Problem: All the data beneath this line is to be reproduced exactly.

Raw data:

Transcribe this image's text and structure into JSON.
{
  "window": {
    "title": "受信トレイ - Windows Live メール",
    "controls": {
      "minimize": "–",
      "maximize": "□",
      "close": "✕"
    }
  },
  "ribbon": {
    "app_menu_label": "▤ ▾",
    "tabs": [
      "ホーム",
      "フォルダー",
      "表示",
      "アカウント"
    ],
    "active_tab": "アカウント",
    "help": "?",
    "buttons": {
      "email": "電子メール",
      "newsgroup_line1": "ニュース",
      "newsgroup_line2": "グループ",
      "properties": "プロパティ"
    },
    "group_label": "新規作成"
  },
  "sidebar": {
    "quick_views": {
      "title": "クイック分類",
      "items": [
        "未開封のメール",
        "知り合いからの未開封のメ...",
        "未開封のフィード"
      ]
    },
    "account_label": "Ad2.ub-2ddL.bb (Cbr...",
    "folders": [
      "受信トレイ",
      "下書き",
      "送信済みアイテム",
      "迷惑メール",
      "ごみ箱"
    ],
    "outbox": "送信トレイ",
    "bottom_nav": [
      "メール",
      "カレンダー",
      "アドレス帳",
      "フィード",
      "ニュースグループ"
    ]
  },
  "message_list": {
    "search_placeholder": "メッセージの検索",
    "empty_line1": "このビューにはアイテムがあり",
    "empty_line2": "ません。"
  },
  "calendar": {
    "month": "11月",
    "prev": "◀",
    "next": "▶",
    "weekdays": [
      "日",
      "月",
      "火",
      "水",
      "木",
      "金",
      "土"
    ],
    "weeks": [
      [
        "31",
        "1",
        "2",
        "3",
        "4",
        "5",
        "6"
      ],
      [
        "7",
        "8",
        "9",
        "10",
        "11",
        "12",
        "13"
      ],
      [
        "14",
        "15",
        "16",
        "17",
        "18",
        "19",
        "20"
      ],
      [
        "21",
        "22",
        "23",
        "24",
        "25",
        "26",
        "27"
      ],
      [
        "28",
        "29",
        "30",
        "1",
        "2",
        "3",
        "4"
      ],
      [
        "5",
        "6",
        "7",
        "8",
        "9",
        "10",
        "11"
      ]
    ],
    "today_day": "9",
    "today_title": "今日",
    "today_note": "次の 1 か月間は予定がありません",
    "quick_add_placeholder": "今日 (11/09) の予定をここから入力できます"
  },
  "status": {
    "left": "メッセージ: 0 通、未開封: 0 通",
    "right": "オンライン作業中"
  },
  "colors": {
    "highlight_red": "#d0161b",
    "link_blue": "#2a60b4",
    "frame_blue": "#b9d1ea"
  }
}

Solution to this task:
Transcribe this image's text and structure into JSON.
{
  "window": {
    "title": "受信トレイ - Windows Live メール",
    "controls": {
      "minimize": "–",
      "maximize": "□",
      "close": "✕"
    }
  },
  "ribbon": {
    "app_menu_label": "▤ ▾",
    "tabs": [
      "ホーム",
      "フォルダー",
      "表示",
      "アカウント"
    ],
    "active_tab": "アカウント",
    "help": "?",
    "buttons": {
      "email": "電子メール",
      "newsgroup_line1": "ニュース",
      "newsgroup_line2": "グループ",
      "properties": "プロパティ"
    },
    "group_label": "新規作成"
  },
  "sidebar": {
    "quick_views": {
      "title": "クイック分類",
      "items": [
        "未開封のメール",
        "知り合いからの未開封のメ...",
        "未開封のフィード"
      ]
    },
    "account_label": "Ad2.ub-2ddL.bb (Cbr...",
    "folders": [
      "受信トレイ",
      "下書き",
      "送信済みアイテム",
      "迷惑メール",
      "ごみ箱"
    ],
    "outbox": "送信トレイ",
    "bottom_nav": [
      "メール",
      "カレンダー",
      "アドレス帳",
      "フィード",
      "ニュースグループ"
    ]
  },
  "message_list": {
    "search_placeholder": "メッセージの検索",
    "empty_line1": "このビューにはアイテムがあり",
    "empty_line2": "ません。"
  },
  "calendar": {
    "month": "11月",
    "prev": "◀",
    "next": "▶",
    "weekdays": [
      "日",
      "月",
      "火",
      "水",
      "木",
      "金",
      "土"
    ],
    "weeks": [
      [
        "31",
        "1",
        "2",
        "3",
        "4",
        "5",
        "6"
      ],
      [
        "7",
        "8",
        "9",
        "10",
        "11",
        "12",
        "13"
      ],
      [
        "14",
        "15",
        "16",
        "17",
        "18",
        "19",
        "20"
      ],
      [
        "21",
        "22",
        "23",
        "24",
        "25",
        "26",
        "27"
      ],
      [
        "28",
        "29",
        "30",
        "1",
        "2",
        "3",
        "4"
      ],
      [
        "5",
        "6",
        "7",
        "8",
        "9",
        "10",
        "11"
      ]
    ],
    "today_day": "9",
    "today_title": "今日",
    "today_note": "次の 1 か月間は予定がありません",
    "quick_add_placeholder": "今日 (11/09) の予定をここから入力できます"
  },
  "status": {
    "left": "メッセージ: 0 通、未開封: 0 通",
    "right": "オンライン作業中"
  },
  "colors": {
    "highlight_red": "#d0161b",
    "link_blue": "#2a60b4",
    "frame_blue": "#b9d1ea"
  }
}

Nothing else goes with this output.